from the Independent, Ireland
30kmh limit to protect cyclists and pedestrians
Council plan to reduce motoring fatalities in city
By Treacy Hogan
Friday August 03 2007
The new limit is 20kmh less than the current city-wide limit of 50kmh
The far slower speed limit is being introduced to help prevent the deaths of
cyclists and pedestrians, the Irish Independent has learned.
Key arteries including O'Connell Street, Dame Street, D'Olier Street,
Westmoreland Street, and the north and southside quays all currently have a
speed limit of 50kmh since the changeover to metric values.
Under the new Dublin City Council management initiative these will all be
slashed to 30kmh along with every other street and road in the city centre
A small number of streets, including part of Talbot Street and Temple Bar,
already have a 30kmh limit but the vast majority are set at 50kmh, including
the high traffic volume routes. In order to effect the changes, the council
has held top-level discussions with the National Roads Authority. Because
streets such as O'Connell St and Westmoreland St are designated as national
primary roads, they will have to be delisted so that the new limit can be
The NRA has agreed to delist all of the roads inside the M50 as national
primary routes to facilitate the new limit, it was also learned. It is
expected that other councils in cities such as Cork, Galway and Limerick may
follow the lead set by Dublin in bringing in a radically lower city centre
Tim O'Sullivan, senior Dublin City Council traffic executive, said
yesterday: "We are going to introduce a new lower speed limit of 30kmh in
the very core of the city centre. It is a safety issue and is a no-brainer.
"The change is imminent. All of the studies show that when you have a speed
limit of 20mph in the old values, then safety for cyclists and pedestrians
is radically improved." Success
The new limit will be backed with upgrading of the traffic light system and
a new raft of speed limit signs. The 30kmh limit will be presented to a
special traffic committee of the council before going out to public
After that, a new bylaw will be introduced setting the new legal limit for
Mr O'Sullivan said they were now in a position to make the change following
on from the success of the Dublin Port Tunnel in removing thousands of

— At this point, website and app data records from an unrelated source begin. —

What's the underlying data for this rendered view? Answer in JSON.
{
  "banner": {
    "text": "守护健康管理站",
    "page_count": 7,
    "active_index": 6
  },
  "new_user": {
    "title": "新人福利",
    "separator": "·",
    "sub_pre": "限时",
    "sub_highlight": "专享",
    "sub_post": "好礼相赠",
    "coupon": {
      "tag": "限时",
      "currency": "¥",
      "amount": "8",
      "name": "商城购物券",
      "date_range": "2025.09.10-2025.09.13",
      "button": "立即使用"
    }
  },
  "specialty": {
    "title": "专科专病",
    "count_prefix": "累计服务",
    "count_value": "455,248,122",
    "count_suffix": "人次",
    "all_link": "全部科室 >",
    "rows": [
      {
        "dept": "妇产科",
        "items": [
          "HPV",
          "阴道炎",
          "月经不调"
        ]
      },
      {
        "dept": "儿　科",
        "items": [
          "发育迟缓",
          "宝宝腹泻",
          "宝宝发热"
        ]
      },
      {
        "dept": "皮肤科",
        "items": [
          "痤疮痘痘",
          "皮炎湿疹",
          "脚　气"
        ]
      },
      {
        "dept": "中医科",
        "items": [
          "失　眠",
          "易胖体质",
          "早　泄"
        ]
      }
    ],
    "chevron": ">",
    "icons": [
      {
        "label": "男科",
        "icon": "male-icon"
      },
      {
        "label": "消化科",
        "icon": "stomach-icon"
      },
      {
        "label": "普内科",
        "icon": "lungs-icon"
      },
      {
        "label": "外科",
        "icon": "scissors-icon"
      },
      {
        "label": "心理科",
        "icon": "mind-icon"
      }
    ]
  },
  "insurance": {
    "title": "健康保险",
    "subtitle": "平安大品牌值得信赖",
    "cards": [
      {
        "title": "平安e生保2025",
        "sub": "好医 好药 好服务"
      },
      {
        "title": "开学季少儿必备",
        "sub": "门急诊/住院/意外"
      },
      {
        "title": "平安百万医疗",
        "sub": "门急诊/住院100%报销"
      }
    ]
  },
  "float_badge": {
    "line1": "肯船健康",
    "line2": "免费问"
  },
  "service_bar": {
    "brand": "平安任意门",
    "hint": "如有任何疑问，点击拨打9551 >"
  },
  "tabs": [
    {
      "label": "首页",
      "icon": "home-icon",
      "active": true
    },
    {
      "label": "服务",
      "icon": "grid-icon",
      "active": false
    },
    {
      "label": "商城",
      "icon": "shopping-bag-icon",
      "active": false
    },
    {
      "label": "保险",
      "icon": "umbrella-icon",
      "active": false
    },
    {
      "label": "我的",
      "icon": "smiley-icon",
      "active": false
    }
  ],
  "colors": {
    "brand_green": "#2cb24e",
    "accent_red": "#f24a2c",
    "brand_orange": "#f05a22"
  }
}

trucks from the quays and the city centre and the introduction of new
quality bus corridors.
"This is about promoting the safety of cyclists and pedestrians," said the
city council traffic chief.